Club participation isn't as important when it comes to getting into college as you would think and you really want to avoid joining clubs that don't appeal to you, since they're mostly a waste of time. Join clubs that revolve around things you're passionate about, such as the anime club if you like anime or the art club if you like art. Also, be wary of religious clubs; I know they like to do things like throw pizza parties, but they can be really predatory. I would also be skeptical of political clubs and military-oriented clubs for the same exact reason. Again, focus on clubs that appeal to your interests, since they're a good way to meet like-minded people and build lasting friendships that might stay with you well into adulthood. Don't worry about other people's perceptions here.
As for sports, again, focus only on what you're absolutely interested in pursuing and can commit the time and energy to doing. The same rule applies to activities like band and choir, since these activities will take up a lot of your time and energy, which you might not be able to manage. If you have the time to volunteer and want to do it, do it, but don't beat yourself up over not doing it if you don't do it.

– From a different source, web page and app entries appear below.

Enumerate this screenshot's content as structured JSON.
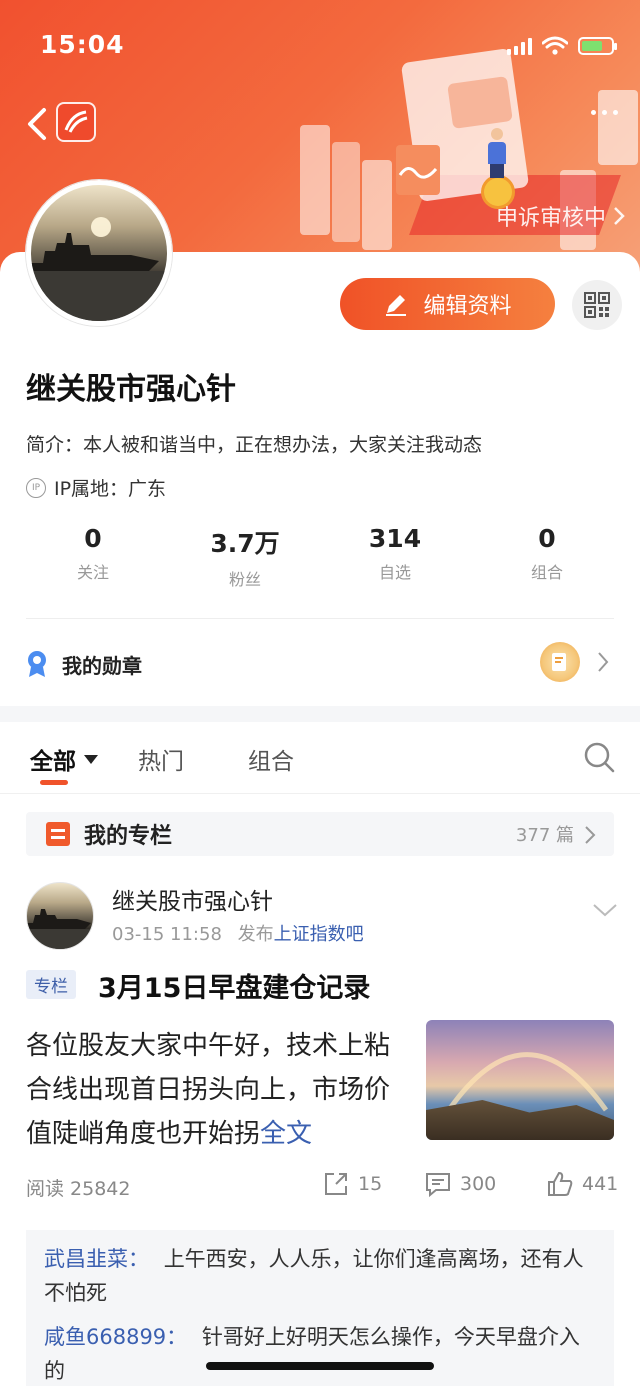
{
  "status_bar": {
    "time": "15:04"
  },
  "header": {
    "appeal_text": "申诉审核中",
    "accent_color": "#f0532b"
  },
  "profile": {
    "edit_label": "编辑资料",
    "name": "继关股市强心针",
    "bio": "简介：本人被和谐当中，正在想办法，大家关注我动态",
    "ip_label": "IP属地：广东",
    "ip_icon_text": "IP"
  },
  "stats": [
    {
      "value": "0",
      "label": "关注"
    },
    {
      "value": "3.7万",
      "label": "粉丝"
    },
    {
      "value": "314",
      "label": "自选"
    },
    {
      "value": "0",
      "label": "组合"
    }
  ],
  "medal": {
    "label": "我的勋章"
  },
  "tabs": [
    {
      "label": "全部"
    },
    {
      "label": "热门"
    },
    {
      "label": "组合"
    }
  ],
  "column": {
    "label": "我的专栏",
    "count": "377 篇"
  },
  "post": {
    "author": "继关股市强心针",
    "time": "03-15 11:58",
    "published_in": "发布",
    "forum": "上证指数吧",
    "tag": "专栏",
    "title": "3月15日早盘建仓记录",
    "excerpt": "各位股友大家中午好，技术上粘合线出现首日拐头向上，市场价值陡峭角度也开始拐",
    "full_text_link": "全文",
    "read_label": "阅读 25842",
    "shares": "15",
    "comments": "300",
    "likes": "441"
  },
  "comments": [
    {
      "user": "武昌韭菜：",
      "text": "上午西安，人人乐，让你们逢高离场，还有人不怕死"
    },
    {
      "user": "咸鱼668899：",
      "text": "针哥好上好明天怎么操作，今天早盘介入的"
    }
  ]
}
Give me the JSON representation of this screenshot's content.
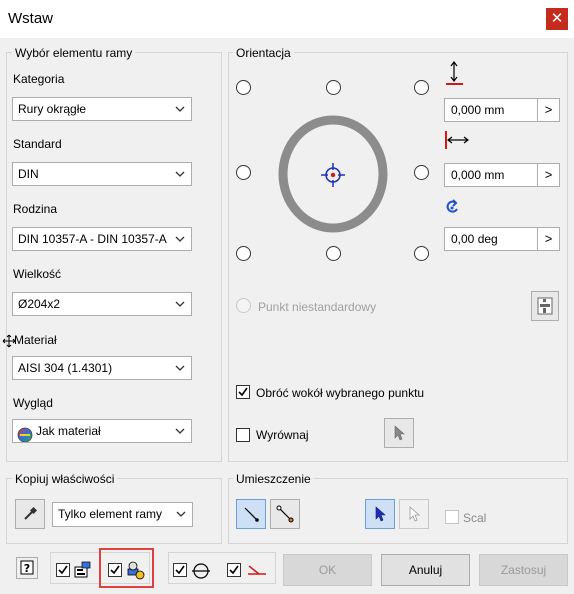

Focus on passing your classes and getting good grades, but don't let it rule your life and understand that not everything boils down to having a perfect GPA. If you're able to graduate at all, that's a huge win and the doors to college will be opened by virtue of passing alone.
Don't neglect building friendships and making connections with people.
That being said, instead of worrying about getting into a big name school, start off by earning your associates degree at your local community college instead. Community colleges are much, much cheaper, are open admissions, and provide additional resources like remedial classes if you need them. Once you've completed an associates degree you can transfer your credits to a bachelors degree program at a larger school, and most likely bypass the standard admission requirements in the process. An associates degree will also give you better job prospects than "some college" if you need to work while studying. CLEP tests are another good way to reduce your tuition costs. It's also okay if you decide to take a break before figuring out what direction you want to go in.
Don't worry so much.
- .Lv 711 months ago
Only three things matter:
1. The rigor of your high school coursework
2. Your unweighted GPA
3. Your ACT or SAT scores
People can tell lies about clubs and activities. And universities do not have the resources to verify any of those claims.